Still, this PR mishandling doesn’t change what the team should do with Dalton. This is where both sides of the debate are partially correct. Marvin Lewis stated recently that Jay Cutler’s contract is the benchmark being used by Dalton’s representatives while seeking a new contract. This could actually be helpful when resigning Dalton. When looking at Cutler’s deal you immediately see the 7 years and 18+ million/year. Because of Mike Brown’s “losing players” comment, fans can’t help but engage in a debate over how much money Dalton should demand and how it will impact the retention of other players. A closer look reveals crucial information for the Bengals; Cutler could be cut following the 2016 season with no further penalty to the Bears. The Bengals could structure Dalton’s contract in a similar way, though he shouldn’t demand exactly this amount of money nor guaranteed money. These years would provide AJ McCarron with the necessary time to learn the system and potentially develop into a starting-caliber quarterback if Dalton continues to falter. This would happen near the end of McCarron’s current deal and resigning him at that point would probably be inexpensive, certainly no more than the Bengals would be paying Dalton in his new deal. If McCarron falters, these few “guaranteed” years on Dalton’s contract would also enable the team to draft another quarterback and develop him for a year or two. Whatever happens, the team would have the necessary time and a plan for the future.

The truth is Dalton has done pretty much everything that is expected of a young quarterback. He developed each year, but has struggled in the big moments. This isn’t unheard of. It took Peyton Manning six years to win his first playoff game and nine years to win his first Super Bowl. Drew Brees needed the same amount of time to win his first playoff game and Super Bowl. And Eli Manning needed four years for both of his wins. Dalton was put into the starting role from day one. His NFL development has taken place in a system that was foreign to him coming out of college and wasn’t built for his skill set. This is a difficult situation for any quarterback. During his tenure at TCU, Dalton played in a run-heavy system and the discrepancy in play-calling only increased during Dalton’s tenure. Simultaneously his completion percentage and the team’s record improved. Dalton’s career with the Bengals has emphasized the pass and the play-calling discrepancy has also increased over his three years. Although Dalton’s numbers have improved, his overall effectiveness has seemingly wavered; most telling is his interceptions and interception percentage, amongst the league’s worst. The Bengals knew this when drafting Dalton in 2011 and only now are they creating a game plan that befits Dalton. This all leads back to the “face of the franchise” comments. When your strong point is defense, you’re moving towards emphasizing the run, and your quarterback hasn’t reached a “franchise” level, why call your quarterback the “face of the franchise?”

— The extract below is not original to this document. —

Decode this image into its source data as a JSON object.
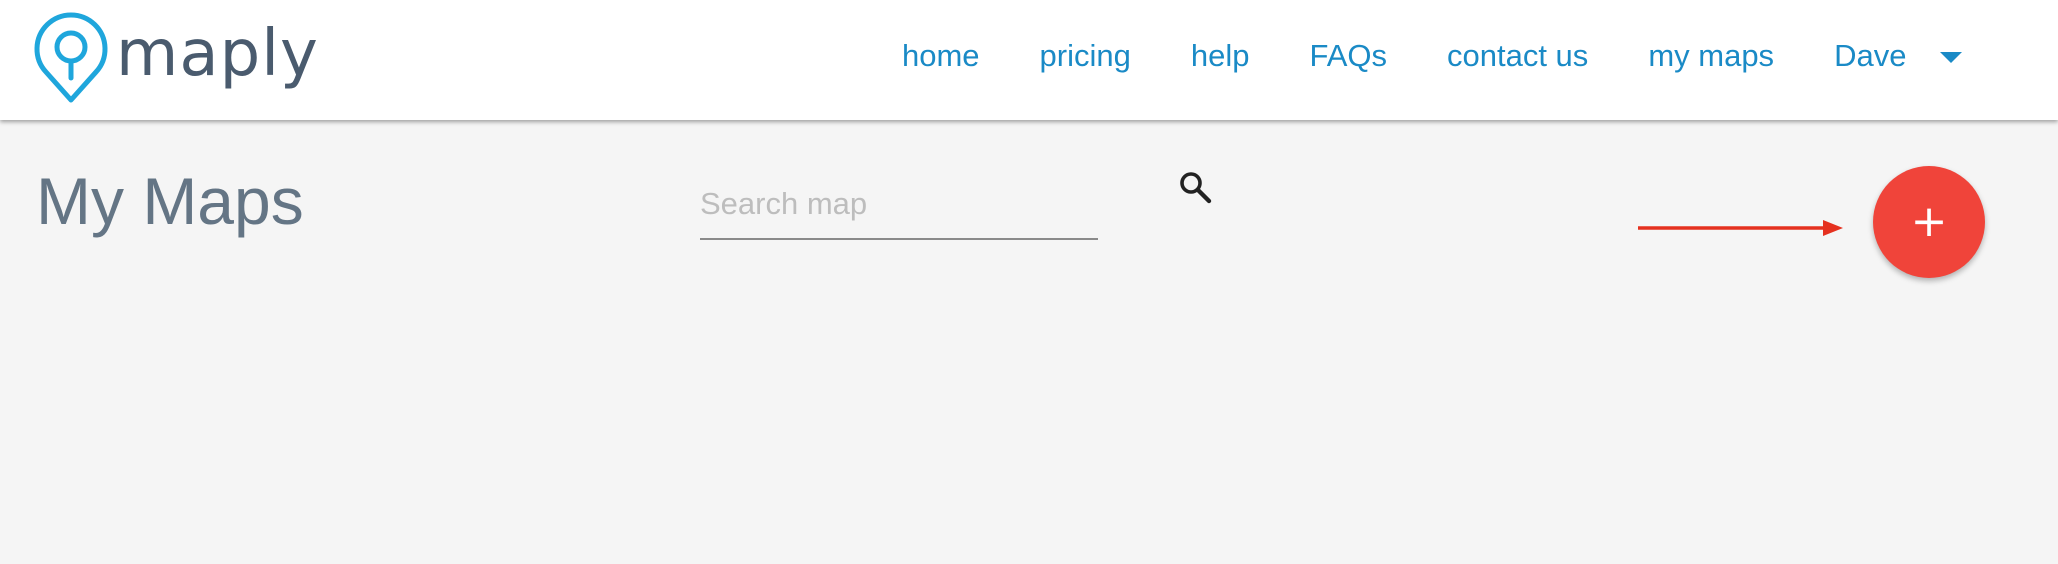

The organization has taken the necessary steps towards success to this point. In this way they’ve stood behind their quarterback, but have sent incorrect and hypocritical messages causing misconceptions about the organization’s direction and Dalton. Going forward the team shouldn’t comment on a player’s contract situation but rather what the player needs to do in order to become better. And, when speaking, they should be willing to be honest about a player’s performance rather than provide unbefitting accolades to players in order to justify their decisions as it only and exasperates unnecessary debates. This would give the fan base confidence in the franchise’s management and vision while uniting the fans in support of the team.